Stored data entries:
=== Begin Enclosure ===

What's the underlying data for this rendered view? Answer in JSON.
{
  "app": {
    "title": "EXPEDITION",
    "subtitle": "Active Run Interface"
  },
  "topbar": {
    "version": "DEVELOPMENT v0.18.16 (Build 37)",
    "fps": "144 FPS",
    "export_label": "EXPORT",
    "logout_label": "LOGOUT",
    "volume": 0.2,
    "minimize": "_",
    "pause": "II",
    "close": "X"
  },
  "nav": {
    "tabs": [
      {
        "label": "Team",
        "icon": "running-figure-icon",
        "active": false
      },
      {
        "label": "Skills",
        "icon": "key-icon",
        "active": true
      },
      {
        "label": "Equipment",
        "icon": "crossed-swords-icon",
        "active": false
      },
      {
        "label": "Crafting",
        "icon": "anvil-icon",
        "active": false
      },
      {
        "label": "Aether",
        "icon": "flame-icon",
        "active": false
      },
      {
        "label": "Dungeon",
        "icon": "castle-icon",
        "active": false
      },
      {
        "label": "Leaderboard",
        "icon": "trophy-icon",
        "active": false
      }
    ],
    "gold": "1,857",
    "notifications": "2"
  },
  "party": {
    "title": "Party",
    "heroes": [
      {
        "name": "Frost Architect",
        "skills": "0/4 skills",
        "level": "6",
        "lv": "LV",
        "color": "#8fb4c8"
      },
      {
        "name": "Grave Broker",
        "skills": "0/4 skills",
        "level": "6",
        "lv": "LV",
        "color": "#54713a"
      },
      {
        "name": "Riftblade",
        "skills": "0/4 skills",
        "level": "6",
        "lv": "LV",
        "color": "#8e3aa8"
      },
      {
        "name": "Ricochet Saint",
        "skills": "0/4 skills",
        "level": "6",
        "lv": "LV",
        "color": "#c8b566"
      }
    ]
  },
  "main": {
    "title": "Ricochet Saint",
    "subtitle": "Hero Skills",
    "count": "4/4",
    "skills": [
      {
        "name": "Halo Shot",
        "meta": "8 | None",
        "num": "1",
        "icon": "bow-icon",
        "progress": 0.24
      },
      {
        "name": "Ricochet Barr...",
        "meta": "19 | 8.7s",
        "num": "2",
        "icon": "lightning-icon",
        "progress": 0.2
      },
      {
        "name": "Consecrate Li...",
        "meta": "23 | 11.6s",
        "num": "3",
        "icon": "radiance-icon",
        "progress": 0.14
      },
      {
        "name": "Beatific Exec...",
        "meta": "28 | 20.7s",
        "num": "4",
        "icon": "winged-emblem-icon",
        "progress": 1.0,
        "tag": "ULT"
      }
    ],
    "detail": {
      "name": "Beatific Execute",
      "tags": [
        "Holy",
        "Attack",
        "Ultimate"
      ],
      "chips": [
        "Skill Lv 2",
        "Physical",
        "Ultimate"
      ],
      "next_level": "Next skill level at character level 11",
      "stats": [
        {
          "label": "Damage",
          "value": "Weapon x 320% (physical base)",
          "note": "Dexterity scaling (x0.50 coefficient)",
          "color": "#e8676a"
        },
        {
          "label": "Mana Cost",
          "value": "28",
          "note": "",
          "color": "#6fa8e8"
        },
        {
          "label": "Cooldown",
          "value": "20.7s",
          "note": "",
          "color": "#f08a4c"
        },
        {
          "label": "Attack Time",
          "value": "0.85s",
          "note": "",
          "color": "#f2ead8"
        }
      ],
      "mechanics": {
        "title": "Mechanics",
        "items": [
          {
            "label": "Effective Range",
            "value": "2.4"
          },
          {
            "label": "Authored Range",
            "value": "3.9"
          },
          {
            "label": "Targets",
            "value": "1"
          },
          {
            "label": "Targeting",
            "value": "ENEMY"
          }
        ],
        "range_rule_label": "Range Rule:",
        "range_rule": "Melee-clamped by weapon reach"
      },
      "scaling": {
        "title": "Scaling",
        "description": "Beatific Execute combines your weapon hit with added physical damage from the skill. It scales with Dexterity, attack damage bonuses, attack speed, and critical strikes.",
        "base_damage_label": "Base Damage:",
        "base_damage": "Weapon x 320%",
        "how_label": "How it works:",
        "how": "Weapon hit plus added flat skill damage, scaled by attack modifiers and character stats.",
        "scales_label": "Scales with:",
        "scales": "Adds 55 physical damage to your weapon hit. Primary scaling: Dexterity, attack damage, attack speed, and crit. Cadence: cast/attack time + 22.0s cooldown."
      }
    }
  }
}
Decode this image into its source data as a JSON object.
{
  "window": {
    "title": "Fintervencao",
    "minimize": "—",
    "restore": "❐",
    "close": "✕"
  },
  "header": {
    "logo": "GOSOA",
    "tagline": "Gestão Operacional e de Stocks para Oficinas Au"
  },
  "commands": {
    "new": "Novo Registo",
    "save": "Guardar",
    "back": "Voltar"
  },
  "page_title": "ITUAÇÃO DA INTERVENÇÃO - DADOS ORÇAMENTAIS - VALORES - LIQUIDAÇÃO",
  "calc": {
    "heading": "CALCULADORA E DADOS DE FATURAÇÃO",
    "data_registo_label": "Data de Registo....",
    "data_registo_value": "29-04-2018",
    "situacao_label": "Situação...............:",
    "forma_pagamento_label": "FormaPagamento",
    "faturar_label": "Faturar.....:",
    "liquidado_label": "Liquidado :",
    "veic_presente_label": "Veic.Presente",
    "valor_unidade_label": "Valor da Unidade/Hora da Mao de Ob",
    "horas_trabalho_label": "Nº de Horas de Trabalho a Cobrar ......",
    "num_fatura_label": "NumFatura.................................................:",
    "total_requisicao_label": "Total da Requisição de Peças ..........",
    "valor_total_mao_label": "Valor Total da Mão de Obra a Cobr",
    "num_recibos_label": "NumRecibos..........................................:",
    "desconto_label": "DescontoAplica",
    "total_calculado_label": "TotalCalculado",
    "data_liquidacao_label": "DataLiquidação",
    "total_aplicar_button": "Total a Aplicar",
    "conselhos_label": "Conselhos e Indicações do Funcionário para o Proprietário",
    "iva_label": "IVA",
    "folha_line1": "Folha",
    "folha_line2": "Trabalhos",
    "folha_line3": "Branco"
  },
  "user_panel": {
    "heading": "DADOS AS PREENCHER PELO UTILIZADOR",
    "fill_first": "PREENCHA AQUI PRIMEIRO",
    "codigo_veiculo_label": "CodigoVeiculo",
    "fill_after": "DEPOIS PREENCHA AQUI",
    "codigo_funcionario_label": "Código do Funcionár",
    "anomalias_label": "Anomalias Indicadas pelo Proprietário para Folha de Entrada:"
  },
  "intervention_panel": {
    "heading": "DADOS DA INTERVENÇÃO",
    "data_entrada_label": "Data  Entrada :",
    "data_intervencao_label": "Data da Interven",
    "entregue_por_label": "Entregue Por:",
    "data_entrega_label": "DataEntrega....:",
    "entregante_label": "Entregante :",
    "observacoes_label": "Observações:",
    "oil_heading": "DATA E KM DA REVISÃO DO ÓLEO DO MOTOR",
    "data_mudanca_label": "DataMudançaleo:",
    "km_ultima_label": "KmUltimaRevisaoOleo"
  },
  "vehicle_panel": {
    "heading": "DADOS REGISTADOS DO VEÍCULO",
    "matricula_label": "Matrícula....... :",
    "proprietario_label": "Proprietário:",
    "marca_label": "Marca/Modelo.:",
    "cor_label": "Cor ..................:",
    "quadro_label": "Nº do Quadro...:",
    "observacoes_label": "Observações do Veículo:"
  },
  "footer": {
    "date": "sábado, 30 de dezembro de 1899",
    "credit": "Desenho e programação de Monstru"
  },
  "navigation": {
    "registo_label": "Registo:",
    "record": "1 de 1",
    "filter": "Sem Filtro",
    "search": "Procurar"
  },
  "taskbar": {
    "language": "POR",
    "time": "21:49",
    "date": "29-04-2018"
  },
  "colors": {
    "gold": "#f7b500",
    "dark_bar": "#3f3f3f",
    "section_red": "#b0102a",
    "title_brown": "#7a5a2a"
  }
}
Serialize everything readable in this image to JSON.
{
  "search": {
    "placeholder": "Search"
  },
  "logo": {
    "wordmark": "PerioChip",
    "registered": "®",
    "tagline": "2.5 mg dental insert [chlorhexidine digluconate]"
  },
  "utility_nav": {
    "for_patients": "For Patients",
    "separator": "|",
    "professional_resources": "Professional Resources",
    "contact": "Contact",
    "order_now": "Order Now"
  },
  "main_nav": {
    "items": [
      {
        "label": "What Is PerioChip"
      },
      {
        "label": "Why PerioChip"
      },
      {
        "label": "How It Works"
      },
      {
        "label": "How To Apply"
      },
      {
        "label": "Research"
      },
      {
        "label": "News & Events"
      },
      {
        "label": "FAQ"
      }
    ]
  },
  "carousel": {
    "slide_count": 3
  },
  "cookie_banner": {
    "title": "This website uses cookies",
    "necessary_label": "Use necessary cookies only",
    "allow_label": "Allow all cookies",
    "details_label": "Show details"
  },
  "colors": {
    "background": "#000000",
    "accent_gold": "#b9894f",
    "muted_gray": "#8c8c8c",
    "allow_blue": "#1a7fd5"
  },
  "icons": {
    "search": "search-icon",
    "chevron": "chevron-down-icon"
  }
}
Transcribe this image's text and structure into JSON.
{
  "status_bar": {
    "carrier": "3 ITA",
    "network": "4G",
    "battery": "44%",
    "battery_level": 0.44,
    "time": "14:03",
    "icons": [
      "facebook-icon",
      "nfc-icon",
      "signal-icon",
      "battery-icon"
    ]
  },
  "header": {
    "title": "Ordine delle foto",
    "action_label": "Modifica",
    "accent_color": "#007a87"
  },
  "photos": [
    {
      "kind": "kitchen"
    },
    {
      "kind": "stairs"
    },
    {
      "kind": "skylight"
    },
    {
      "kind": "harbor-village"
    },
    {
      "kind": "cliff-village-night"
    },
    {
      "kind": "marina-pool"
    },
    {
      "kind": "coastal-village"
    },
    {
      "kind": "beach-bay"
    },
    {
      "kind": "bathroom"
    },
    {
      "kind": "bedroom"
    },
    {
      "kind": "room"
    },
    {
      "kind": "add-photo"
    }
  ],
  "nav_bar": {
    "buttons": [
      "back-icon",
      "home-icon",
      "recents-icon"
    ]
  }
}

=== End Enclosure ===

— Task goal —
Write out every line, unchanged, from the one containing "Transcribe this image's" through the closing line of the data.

— Task answer —
Transcribe this image's text and structure into JSON.
{
  "status_bar": {
    "carrier": "3 ITA",
    "network": "4G",
    "battery": "44%",
    "battery_level": 0.44,
    "time": "14:03",
    "icons": [
      "facebook-icon",
      "nfc-icon",
      "signal-icon",
      "battery-icon"
    ]
  },
  "header": {
    "title": "Ordine delle foto",
    "action_label": "Modifica",
    "accent_color": "#007a87"
  },
  "photos": [
    {
      "kind": "kitchen"
    },
    {
      "kind": "stairs"
    },
    {
      "kind": "skylight"
    },
    {
      "kind": "harbor-village"
    },
    {
      "kind": "cliff-village-night"
    },
    {
      "kind": "marina-pool"
    },
    {
      "kind": "coastal-village"
    },
    {
      "kind": "beach-bay"
    },
    {
      "kind": "bathroom"
    },
    {
      "kind": "bedroom"
    },
    {
      "kind": "room"
    },
    {
      "kind": "add-photo"
    }
  ],
  "nav_bar": {
    "buttons": [
      "back-icon",
      "home-icon",
      "recents-icon"
    ]
  }
}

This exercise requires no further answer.